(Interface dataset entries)

++++

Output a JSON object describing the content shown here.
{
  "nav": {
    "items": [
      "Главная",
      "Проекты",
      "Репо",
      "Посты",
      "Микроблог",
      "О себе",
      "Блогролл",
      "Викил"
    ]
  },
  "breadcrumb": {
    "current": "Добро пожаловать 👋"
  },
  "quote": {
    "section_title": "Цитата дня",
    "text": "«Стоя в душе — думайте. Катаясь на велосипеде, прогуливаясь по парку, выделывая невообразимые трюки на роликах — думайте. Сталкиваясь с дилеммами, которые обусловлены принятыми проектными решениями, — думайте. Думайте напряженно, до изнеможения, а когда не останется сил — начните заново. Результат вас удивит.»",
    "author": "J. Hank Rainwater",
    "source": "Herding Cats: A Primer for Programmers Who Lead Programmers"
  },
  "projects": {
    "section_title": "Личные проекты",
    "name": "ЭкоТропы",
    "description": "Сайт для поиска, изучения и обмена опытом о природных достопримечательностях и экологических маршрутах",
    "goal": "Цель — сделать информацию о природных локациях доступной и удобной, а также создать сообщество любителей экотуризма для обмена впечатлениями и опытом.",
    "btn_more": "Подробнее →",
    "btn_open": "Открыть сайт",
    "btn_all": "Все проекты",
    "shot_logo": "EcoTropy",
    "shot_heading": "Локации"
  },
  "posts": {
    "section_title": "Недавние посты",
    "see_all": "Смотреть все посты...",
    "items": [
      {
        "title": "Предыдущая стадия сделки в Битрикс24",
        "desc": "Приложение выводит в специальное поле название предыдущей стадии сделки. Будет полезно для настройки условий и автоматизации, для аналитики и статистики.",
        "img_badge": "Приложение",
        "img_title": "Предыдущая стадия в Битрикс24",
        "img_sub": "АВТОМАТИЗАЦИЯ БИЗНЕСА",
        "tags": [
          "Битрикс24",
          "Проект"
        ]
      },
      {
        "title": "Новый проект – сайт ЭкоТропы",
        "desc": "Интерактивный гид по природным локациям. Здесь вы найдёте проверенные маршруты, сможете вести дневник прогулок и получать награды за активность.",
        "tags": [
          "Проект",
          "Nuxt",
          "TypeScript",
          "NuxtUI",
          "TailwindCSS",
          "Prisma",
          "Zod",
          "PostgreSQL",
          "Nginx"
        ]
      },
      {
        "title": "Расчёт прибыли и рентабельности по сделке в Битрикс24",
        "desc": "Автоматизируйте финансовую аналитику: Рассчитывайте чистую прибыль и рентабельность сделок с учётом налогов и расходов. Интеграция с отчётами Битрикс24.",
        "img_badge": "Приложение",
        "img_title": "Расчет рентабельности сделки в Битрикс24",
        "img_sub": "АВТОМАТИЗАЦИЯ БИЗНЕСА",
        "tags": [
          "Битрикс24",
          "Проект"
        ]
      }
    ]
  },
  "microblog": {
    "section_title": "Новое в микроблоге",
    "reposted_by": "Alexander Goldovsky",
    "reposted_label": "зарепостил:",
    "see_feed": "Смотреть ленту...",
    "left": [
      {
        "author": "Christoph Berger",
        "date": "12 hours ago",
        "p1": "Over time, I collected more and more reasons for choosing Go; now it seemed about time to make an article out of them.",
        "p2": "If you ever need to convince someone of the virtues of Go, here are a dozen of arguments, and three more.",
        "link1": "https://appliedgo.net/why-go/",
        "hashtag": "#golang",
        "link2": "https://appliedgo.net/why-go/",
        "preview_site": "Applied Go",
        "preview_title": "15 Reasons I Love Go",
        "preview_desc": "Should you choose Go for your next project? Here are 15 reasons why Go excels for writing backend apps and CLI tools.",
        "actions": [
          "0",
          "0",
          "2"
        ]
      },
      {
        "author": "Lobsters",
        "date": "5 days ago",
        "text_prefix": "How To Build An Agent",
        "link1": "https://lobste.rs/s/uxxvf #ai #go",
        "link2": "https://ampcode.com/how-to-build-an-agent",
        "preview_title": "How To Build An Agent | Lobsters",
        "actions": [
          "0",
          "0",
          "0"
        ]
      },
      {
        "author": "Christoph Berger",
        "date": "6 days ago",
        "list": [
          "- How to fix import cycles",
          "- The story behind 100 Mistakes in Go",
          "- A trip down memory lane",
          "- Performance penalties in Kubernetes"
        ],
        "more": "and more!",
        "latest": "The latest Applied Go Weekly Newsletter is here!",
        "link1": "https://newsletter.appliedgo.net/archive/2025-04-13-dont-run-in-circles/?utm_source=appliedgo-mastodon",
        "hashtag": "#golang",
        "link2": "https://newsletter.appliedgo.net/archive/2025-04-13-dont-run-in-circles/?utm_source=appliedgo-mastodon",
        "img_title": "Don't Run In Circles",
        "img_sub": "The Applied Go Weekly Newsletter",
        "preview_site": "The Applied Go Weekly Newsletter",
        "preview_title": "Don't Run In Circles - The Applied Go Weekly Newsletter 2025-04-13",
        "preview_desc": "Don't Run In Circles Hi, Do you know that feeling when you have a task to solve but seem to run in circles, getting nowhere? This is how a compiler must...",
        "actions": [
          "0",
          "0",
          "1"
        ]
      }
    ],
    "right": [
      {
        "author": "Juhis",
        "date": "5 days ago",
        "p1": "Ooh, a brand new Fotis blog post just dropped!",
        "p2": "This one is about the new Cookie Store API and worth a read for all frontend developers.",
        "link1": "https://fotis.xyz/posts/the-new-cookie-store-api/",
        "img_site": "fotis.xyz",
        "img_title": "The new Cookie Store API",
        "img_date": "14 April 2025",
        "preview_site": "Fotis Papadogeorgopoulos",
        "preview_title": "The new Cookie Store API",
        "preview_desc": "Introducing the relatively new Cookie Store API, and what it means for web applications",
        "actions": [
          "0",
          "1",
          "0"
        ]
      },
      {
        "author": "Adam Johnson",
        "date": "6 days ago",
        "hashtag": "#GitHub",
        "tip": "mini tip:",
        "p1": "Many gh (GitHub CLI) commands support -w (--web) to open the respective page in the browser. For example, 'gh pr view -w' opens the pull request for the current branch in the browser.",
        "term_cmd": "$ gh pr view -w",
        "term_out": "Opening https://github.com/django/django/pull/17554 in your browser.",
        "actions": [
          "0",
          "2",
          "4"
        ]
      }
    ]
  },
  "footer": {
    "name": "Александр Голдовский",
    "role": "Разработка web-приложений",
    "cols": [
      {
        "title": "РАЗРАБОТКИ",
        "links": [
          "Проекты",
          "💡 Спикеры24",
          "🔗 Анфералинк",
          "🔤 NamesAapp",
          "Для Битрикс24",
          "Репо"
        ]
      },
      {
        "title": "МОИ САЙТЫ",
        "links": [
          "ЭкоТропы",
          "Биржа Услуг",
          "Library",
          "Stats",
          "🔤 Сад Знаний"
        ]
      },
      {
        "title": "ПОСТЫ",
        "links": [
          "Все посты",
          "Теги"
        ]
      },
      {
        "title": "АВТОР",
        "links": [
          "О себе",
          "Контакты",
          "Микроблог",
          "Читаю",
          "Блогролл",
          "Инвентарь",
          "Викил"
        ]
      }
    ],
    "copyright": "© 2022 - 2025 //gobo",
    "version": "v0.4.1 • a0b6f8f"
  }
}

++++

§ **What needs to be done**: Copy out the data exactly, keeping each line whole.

§ **Answer area**:
Output a JSON object describing the content shown here.
{
  "nav": {
    "items": [
      "Главная",
      "Проекты",
      "Репо",
      "Посты",
      "Микроблог",
      "О себе",
      "Блогролл",
      "Викил"
    ]
  },
  "breadcrumb": {
    "current": "Добро пожаловать 👋"
  },
  "quote": {
    "section_title": "Цитата дня",
    "text": "«Стоя в душе — думайте. Катаясь на велосипеде, прогуливаясь по парку, выделывая невообразимые трюки на роликах — думайте. Сталкиваясь с дилеммами, которые обусловлены принятыми проектными решениями, — думайте. Думайте напряженно, до изнеможения, а когда не останется сил — начните заново. Результат вас удивит.»",
    "author": "J. Hank Rainwater",
    "source": "Herding Cats: A Primer for Programmers Who Lead Programmers"
  },
  "projects": {
    "section_title": "Личные проекты",
    "name": "ЭкоТропы",
    "description": "Сайт для поиска, изучения и обмена опытом о природных достопримечательностях и экологических маршрутах",
    "goal": "Цель — сделать информацию о природных локациях доступной и удобной, а также создать сообщество любителей экотуризма для обмена впечатлениями и опытом.",
    "btn_more": "Подробнее →",
    "btn_open": "Открыть сайт",
    "btn_all": "Все проекты",
    "shot_logo": "EcoTropy",
    "shot_heading": "Локации"
  },
  "posts": {
    "section_title": "Недавние посты",
    "see_all": "Смотреть все посты...",
    "items": [
      {
        "title": "Предыдущая стадия сделки в Битрикс24",
        "desc": "Приложение выводит в специальное поле название предыдущей стадии сделки. Будет полезно для настройки условий и автоматизации, для аналитики и статистики.",
        "img_badge": "Приложение",
        "img_title": "Предыдущая стадия в Битрикс24",
        "img_sub": "АВТОМАТИЗАЦИЯ БИЗНЕСА",
        "tags": [
          "Битрикс24",
          "Проект"
        ]
      },
      {
        "title": "Новый проект – сайт ЭкоТропы",
        "desc": "Интерактивный гид по природным локациям. Здесь вы найдёте проверенные маршруты, сможете вести дневник прогулок и получать награды за активность.",
        "tags": [
          "Проект",
          "Nuxt",
          "TypeScript",
          "NuxtUI",
          "TailwindCSS",
          "Prisma",
          "Zod",
          "PostgreSQL",
          "Nginx"
        ]
      },
      {
        "title": "Расчёт прибыли и рентабельности по сделке в Битрикс24",
        "desc": "Автоматизируйте финансовую аналитику: Рассчитывайте чистую прибыль и рентабельность сделок с учётом налогов и расходов. Интеграция с отчётами Битрикс24.",
        "img_badge": "Приложение",
        "img_title": "Расчет рентабельности сделки в Битрикс24",
        "img_sub": "АВТОМАТИЗАЦИЯ БИЗНЕСА",
        "tags": [
          "Битрикс24",
          "Проект"
        ]
      }
    ]
  },
  "microblog": {
    "section_title": "Новое в микроблоге",
    "reposted_by": "Alexander Goldovsky",
    "reposted_label": "зарепостил:",
    "see_feed": "Смотреть ленту...",
    "left": [
      {
        "author": "Christoph Berger",
        "date": "12 hours ago",
        "p1": "Over time, I collected more and more reasons for choosing Go; now it seemed about time to make an article out of them.",
        "p2": "If you ever need to convince someone of the virtues of Go, here are a dozen of arguments, and three more.",
        "link1": "https://appliedgo.net/why-go/",
        "hashtag": "#golang",
        "link2": "https://appliedgo.net/why-go/",
        "preview_site": "Applied Go",
        "preview_title": "15 Reasons I Love Go",
        "preview_desc": "Should you choose Go for your next project? Here are 15 reasons why Go excels for writing backend apps and CLI tools.",
        "actions": [
          "0",
          "0",
          "2"
        ]
      },
      {
        "author": "Lobsters",
        "date": "5 days ago",
        "text_prefix": "How To Build An Agent",
        "link1": "https://lobste.rs/s/uxxvf #ai #go",
        "link2": "https://ampcode.com/how-to-build-an-agent",
        "preview_title": "How To Build An Agent | Lobsters",
        "actions": [
          "0",
          "0",
          "0"
        ]
      },
      {
        "author": "Christoph Berger",
        "date": "6 days ago",
        "list": [
          "- How to fix import cycles",
          "- The story behind 100 Mistakes in Go",
          "- A trip down memory lane",
          "- Performance penalties in Kubernetes"
        ],
        "more": "and more!",
        "latest": "The latest Applied Go Weekly Newsletter is here!",
        "link1": "https://newsletter.appliedgo.net/archive/2025-04-13-dont-run-in-circles/?utm_source=appliedgo-mastodon",
        "hashtag": "#golang",
        "link2": "https://newsletter.appliedgo.net/archive/2025-04-13-dont-run-in-circles/?utm_source=appliedgo-mastodon",
        "img_title": "Don't Run In Circles",
        "img_sub": "The Applied Go Weekly Newsletter",
        "preview_site": "The Applied Go Weekly Newsletter",
        "preview_title": "Don't Run In Circles - The Applied Go Weekly Newsletter 2025-04-13",
        "preview_desc": "Don't Run In Circles Hi, Do you know that feeling when you have a task to solve but seem to run in circles, getting nowhere? This is how a compiler must...",
        "actions": [
          "0",
          "0",
          "1"
        ]
      }
    ],
    "right": [
      {
        "author": "Juhis",
        "date": "5 days ago",
        "p1": "Ooh, a brand new Fotis blog post just dropped!",
        "p2": "This one is about the new Cookie Store API and worth a read for all frontend developers.",
        "link1": "https://fotis.xyz/posts/the-new-cookie-store-api/",
        "img_site": "fotis.xyz",
        "img_title": "The new Cookie Store API",
        "img_date": "14 April 2025",
        "preview_site": "Fotis Papadogeorgopoulos",
        "preview_title": "The new Cookie Store API",
        "preview_desc": "Introducing the relatively new Cookie Store API, and what it means for web applications",
        "actions": [
          "0",
          "1",
          "0"
        ]
      },
      {
        "author": "Adam Johnson",
        "date": "6 days ago",
        "hashtag": "#GitHub",
        "tip": "mini tip:",
        "p1": "Many gh (GitHub CLI) commands support -w (--web) to open the respective page in the browser. For example, 'gh pr view -w' opens the pull request for the current branch in the browser.",
        "term_cmd": "$ gh pr view -w",
        "term_out": "Opening https://github.com/django/django/pull/17554 in your browser.",
        "actions": [
          "0",
          "2",
          "4"
        ]
      }
    ]
  },
  "footer": {
    "name": "Александр Голдовский",
    "role": "Разработка web-приложений",
    "cols": [
      {
        "title": "РАЗРАБОТКИ",
        "links": [
          "Проекты",
          "💡 Спикеры24",
          "🔗 Анфералинк",
          "🔤 NamesAapp",
          "Для Битрикс24",
          "Репо"
        ]
      },
      {
        "title": "МОИ САЙТЫ",
        "links": [
          "ЭкоТропы",
          "Биржа Услуг",
          "Library",
          "Stats",
          "🔤 Сад Знаний"
        ]
      },
      {
        "title": "ПОСТЫ",
        "links": [
          "Все посты",
          "Теги"
        ]
      },
      {
        "title": "АВТОР",
        "links": [
          "О себе",
          "Контакты",
          "Микроблог",
          "Читаю",
          "Блогролл",
          "Инвентарь",
          "Викил"
        ]
      }
    ],
    "copyright": "© 2022 - 2025 //gobo",
    "version": "v0.4.1 • a0b6f8f"
  }
}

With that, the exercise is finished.